### WORK INSTRUCTION
Report every line in the records below that holds the word "icon".

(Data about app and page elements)
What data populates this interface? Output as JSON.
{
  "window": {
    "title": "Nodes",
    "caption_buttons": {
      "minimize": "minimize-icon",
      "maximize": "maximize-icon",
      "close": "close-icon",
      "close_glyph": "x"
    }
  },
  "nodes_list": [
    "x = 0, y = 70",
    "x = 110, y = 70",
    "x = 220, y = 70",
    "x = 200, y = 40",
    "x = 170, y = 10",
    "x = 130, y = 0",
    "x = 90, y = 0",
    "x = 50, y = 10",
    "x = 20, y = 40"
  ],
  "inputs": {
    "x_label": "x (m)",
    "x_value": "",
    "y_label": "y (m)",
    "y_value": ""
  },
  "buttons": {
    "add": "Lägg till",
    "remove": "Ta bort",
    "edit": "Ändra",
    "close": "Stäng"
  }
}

### YOUR RESPONSE
      "minimize": "minimize-icon",
      "maximize": "maximize-icon",
      "close": "close-icon",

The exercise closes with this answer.